Under sunny skies and in a crisp westerly breeze, supporters of the Storyknife Writers Retreat last Saturday attended groundbreaking ceremonies for a main house and cabins that will house visiting women authors. Homer writer and Storyknife founder Dana Stabenow turned the first bit of earth at the property just north of Homer.
Stabenow, the best selling author of the Kate Shugak mystery series, spoke of being inspired to start a residency program just for women after attending the only other such facility in the United States, Hedgebrook on Whidbey Island, Washington.
“It is not hyperbole to say that Hedgebrook’s radical hospitality changed my life,” she said. “I might not have been truly a professional writer when I arrived there, but I was when I left.”
Like Hedgebrook, Storyknife will give women literary artists the opportunity to concentrate on their work in a quiet, scenic natural setting. When finished, there will be six cabins and a main house, Eva, named after poet Eva Saulitis, where writers will congregate after a day’s work “to talk writer shop, to tell publishing stories and to make friends for life,” Stabenow said. Five of the cabins have been named by benefactors who donated $50,000 toward construction. Stabenow has set up a nonprofit to support Storyknife, with a goal of having an endowment to fund the program.
The cabins are being built by Scott Bauer’s construction company. The complex is expected to be finished by next spring, when the first group of writers attend.
Hedgebrook founder Nancy Nordoff also attended and spoke at the groundbreaking.
“All the things Dana said are going to happen here,” she said. “You can feel it.”
Stabenow said women writers need a retreat of their own because they’re “sadly, still underpublished, underprinted, underreviewed and undersold compared with their male contemporaries.”
“Your voice is the one you have to concentrate on,” Nordoff added. “You don’t have to compete.”
The first Storyknife fellow, Kim Steutermann Rogers, of Kauai, Hawaii, also spoke. She stayed in Stabenow’s guest cabin, Frederica, in the fall of 2016.
“Storyknife gave me a place to write and write and write,” she said. “Storyknife also gave me confidence.”
Stabenow thanked the supporters who attended the groundbreaking ceremonies.
“You friends of Storyknife will provide a second space where women’s voices will be nourished and validated, and where they will build a community of other writers so they don’t feel quite so isolated and alone,” Stabenow said. “When they leave, they will carry with them identity, agency and the confidence they need to raise their voices in print and to succeed at this most improbable of professions.”
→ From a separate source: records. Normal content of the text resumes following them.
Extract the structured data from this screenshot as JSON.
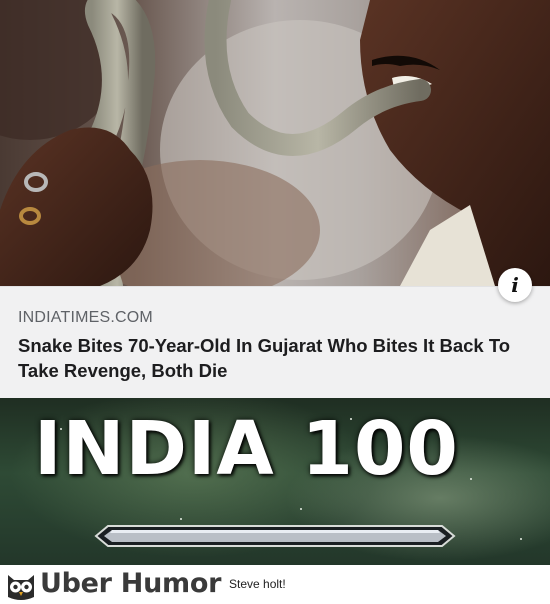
{
  "photo": {
    "info_icon": "info-icon",
    "info_glyph": "i"
  },
  "card": {
    "source": "INDIATIMES.COM",
    "title": "Snake Bites 70-Year-Old In Gujarat Who Bites It Back To Take Revenge, Both Die"
  },
  "meme": {
    "title": "INDIA 100"
  },
  "footer": {
    "brand": "Uber Humor",
    "caption": "Steve holt!",
    "logo_icon": "owl-logo-icon"
  }
}
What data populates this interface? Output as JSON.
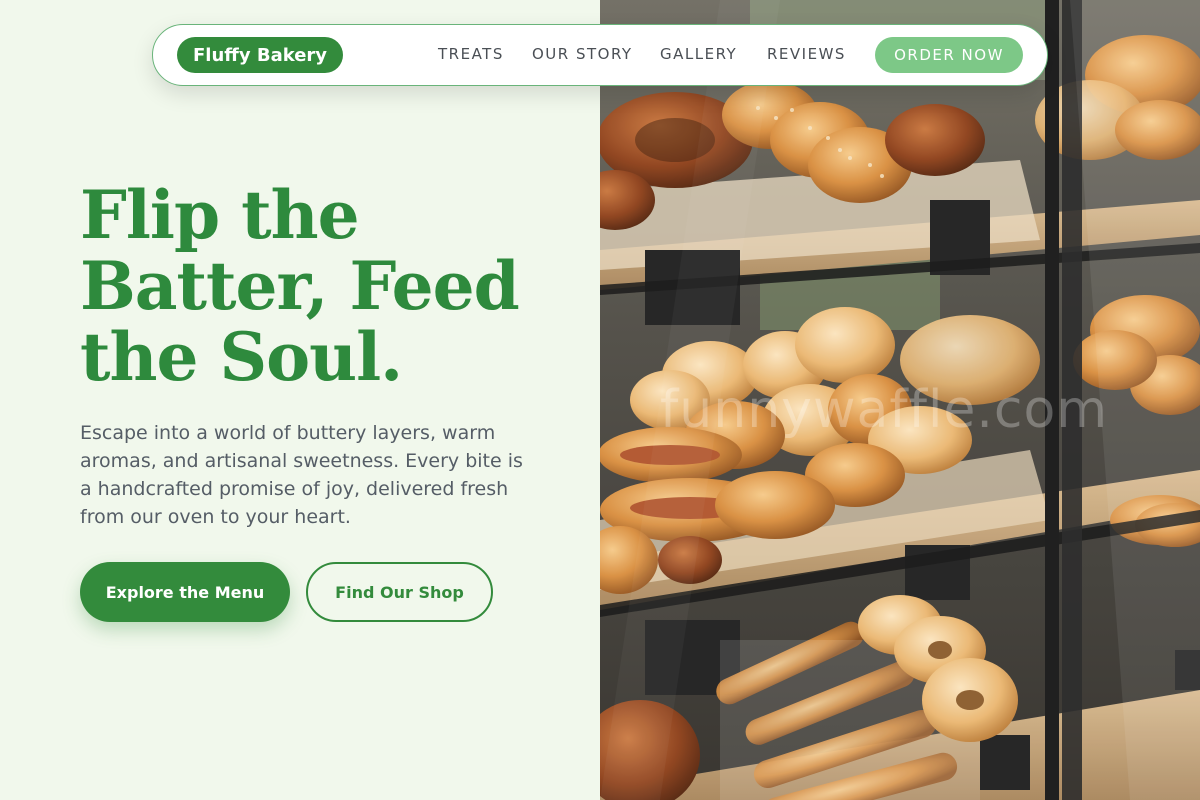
{
  "nav": {
    "logo": "Fluffy Bakery",
    "links": [
      "TREATS",
      "OUR STORY",
      "GALLERY",
      "REVIEWS"
    ],
    "cta": "ORDER NOW"
  },
  "hero": {
    "headline": "Flip the Batter, Feed the Soul.",
    "tagline": "Escape into a world of buttery layers, warm aromas, and artisanal sweetness. Every bite is a handcrafted promise of joy, delivered fresh from our oven to your heart.",
    "primary_button": "Explore the Menu",
    "secondary_button": "Find Our Shop"
  },
  "photo": {
    "subject": "bakery display case with pastries and breads",
    "watermark": "funnywaffle.com"
  },
  "colors": {
    "brand_green": "#338b3c",
    "headline_green": "#2e8a3d",
    "cta_light_green": "#7dc887",
    "background": "#f1f8ec"
  }
}
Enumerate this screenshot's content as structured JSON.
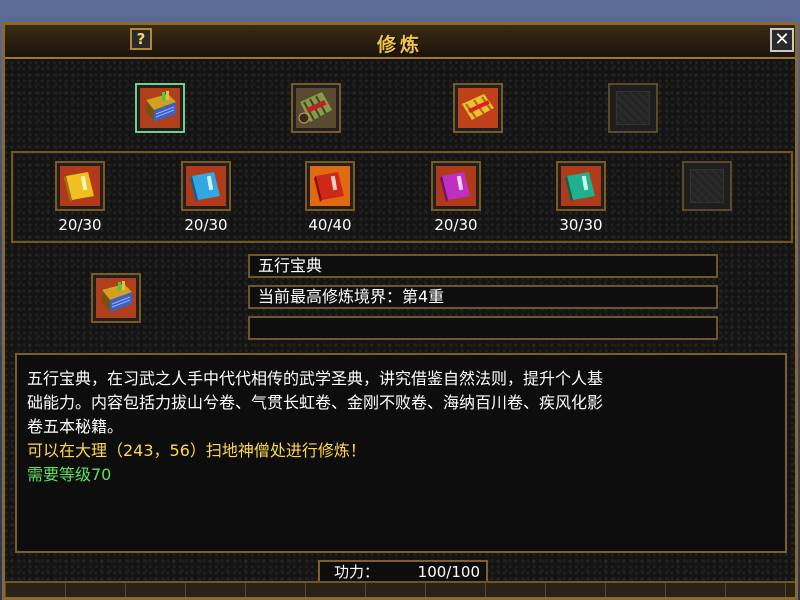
{
  "window": {
    "title": "修炼",
    "help_label": "?",
    "close_label": "✕"
  },
  "top_slots": [
    {
      "icon": "blue-manual-book-icon",
      "selected": true
    },
    {
      "icon": "bamboo-scroll-bundle-icon",
      "selected": false
    },
    {
      "icon": "golden-scroll-bundle-icon",
      "selected": false
    },
    {
      "icon": "empty-slot-icon",
      "selected": false
    }
  ],
  "book_slots": [
    {
      "icon": "yellow-book-icon",
      "count": "20/30",
      "color": "#e8b020"
    },
    {
      "icon": "blue-book-icon",
      "count": "20/30",
      "color": "#30a8e0"
    },
    {
      "icon": "red-book-icon",
      "count": "40/40",
      "color": "#d83a20"
    },
    {
      "icon": "purple-book-icon",
      "count": "20/30",
      "color": "#c030c0"
    },
    {
      "icon": "teal-book-icon",
      "count": "30/30",
      "color": "#20b090"
    },
    {
      "icon": "empty-slot-icon",
      "count": "",
      "color": ""
    }
  ],
  "selected": {
    "icon": "blue-manual-book-icon",
    "name": "五行宝典",
    "realm": "当前最高修炼境界：第4重",
    "extra": ""
  },
  "description": {
    "lines": [
      "五行宝典，在习武之人手中代代相传的武学圣典，讲究借鉴自然法则，提升个人基",
      "础能力。内容包括力拔山兮卷、气贯长虹卷、金刚不败卷、海纳百川卷、疾风化影",
      "卷五本秘籍。"
    ],
    "location": "可以在大理（243，56）扫地神僧处进行修炼！",
    "requirement": "需要等级70"
  },
  "power": {
    "label": "功力：",
    "value": "100/100"
  }
}
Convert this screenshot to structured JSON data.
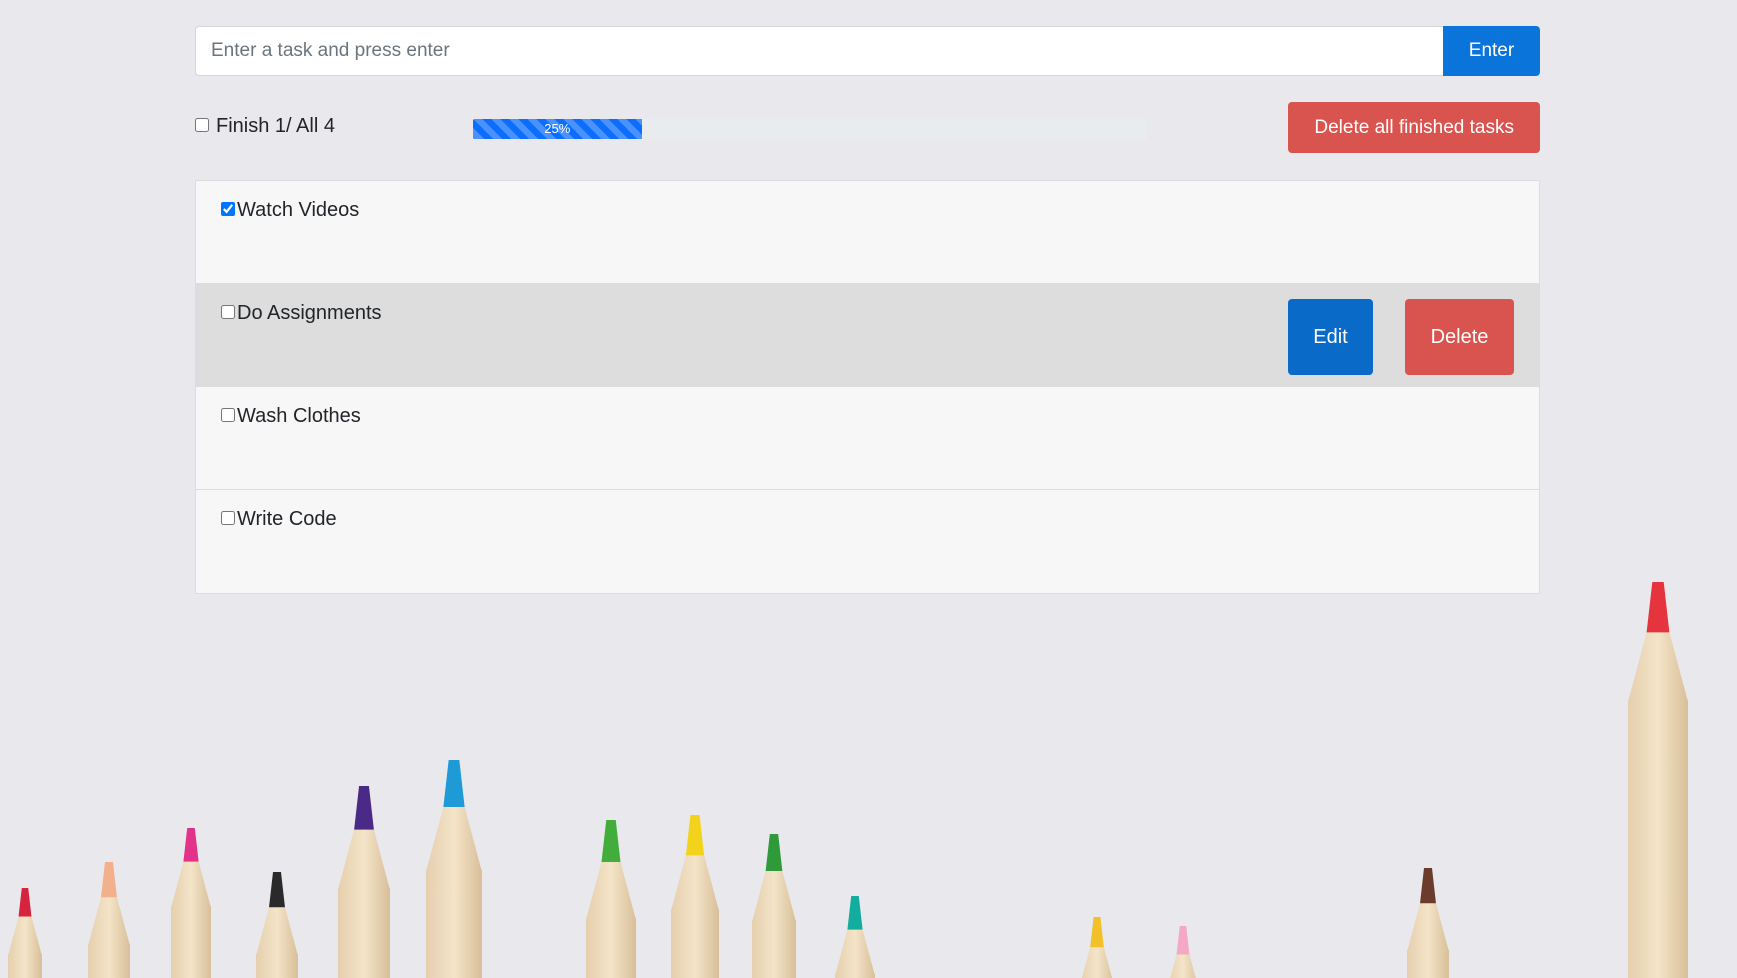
{
  "input": {
    "placeholder": "Enter a task and press enter",
    "value": ""
  },
  "enter_button": "Enter",
  "status": {
    "finish_label": "Finish 1/ All 4",
    "finish_all_checked": false,
    "progress_percent": 25,
    "progress_text": "25%",
    "progress_color": "#0d6efd",
    "delete_finished_label": "Delete all finished tasks"
  },
  "tasks": [
    {
      "text": "Watch Videos",
      "checked": true
    },
    {
      "text": "Do Assignments",
      "checked": false
    },
    {
      "text": "Wash Clothes",
      "checked": false
    },
    {
      "text": "Write Code",
      "checked": false
    }
  ],
  "row_actions": {
    "edit_label": "Edit",
    "delete_label": "Delete"
  },
  "colors": {
    "primary": "#0a74da",
    "danger": "#d9534f",
    "row_hover": "#dddddd"
  },
  "pencil_colors": [
    "#d6243f",
    "#f2b08c",
    "#e2328a",
    "#2a2a2a",
    "#4a2a86",
    "#1e9ad6",
    "#43ad3c",
    "#f2d21b",
    "#2f9a3a",
    "#12ad9e",
    "#f2c12a",
    "#f3a9c4",
    "#6b3b2b",
    "#e6343f"
  ]
}
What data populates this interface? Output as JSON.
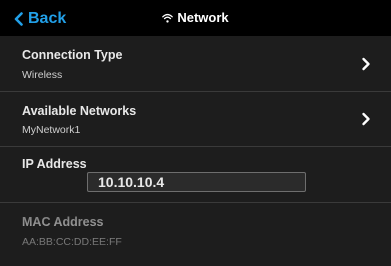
{
  "header": {
    "back_label": "Back",
    "title": "Network",
    "title_icon": "wifi-icon"
  },
  "rows": {
    "connection_type": {
      "label": "Connection Type",
      "value": "Wireless"
    },
    "available_networks": {
      "label": "Available Networks",
      "value": "MyNetwork1"
    },
    "ip_address": {
      "label": "IP Address",
      "value": "10.10.10.4"
    },
    "mac_address": {
      "label": "MAC Address",
      "value": "AA:BB:CC:DD:EE:FF"
    }
  },
  "colors": {
    "accent": "#22a0e8",
    "background": "#000000",
    "panel": "#1d1d1d"
  }
}
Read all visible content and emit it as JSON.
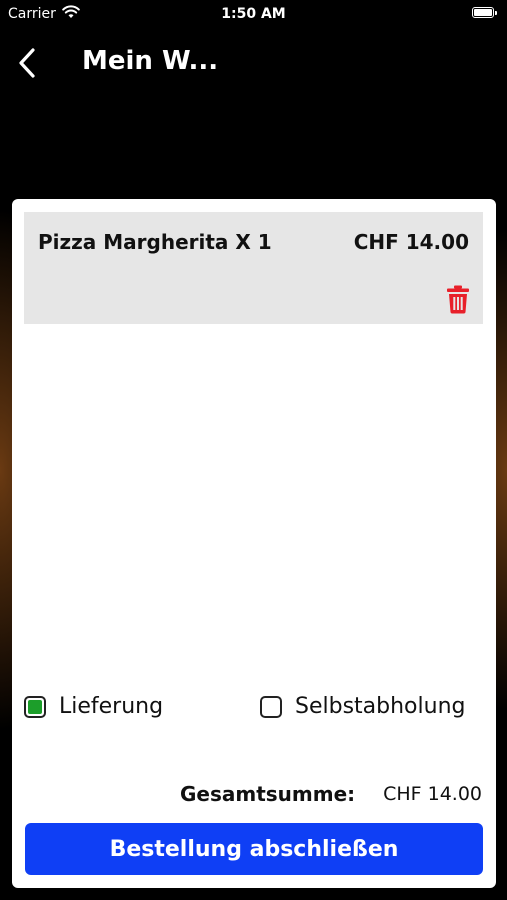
{
  "status_bar": {
    "carrier": "Carrier",
    "time": "1:50 AM"
  },
  "nav": {
    "title": "Mein W..."
  },
  "cart": {
    "items": [
      {
        "name": "Pizza Margherita X 1",
        "price": "CHF 14.00"
      }
    ]
  },
  "options": {
    "delivery_label": "Lieferung",
    "delivery_checked": true,
    "pickup_label": "Selbstabholung",
    "pickup_checked": false
  },
  "summary": {
    "total_label": "Gesamtsumme:",
    "total_value": "CHF 14.00"
  },
  "checkout": {
    "label": "Bestellung abschließen"
  },
  "colors": {
    "accent": "#0f3ff5",
    "checkbox_selected": "#1c9e2a",
    "delete": "#e8202a",
    "item_background": "#e6e6e6"
  },
  "icons": {
    "back": "chevron-left-icon",
    "delete": "trash-icon",
    "wifi": "wifi-icon",
    "battery": "battery-icon"
  }
}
For more information on Storyknife, visit www.storyknife.org.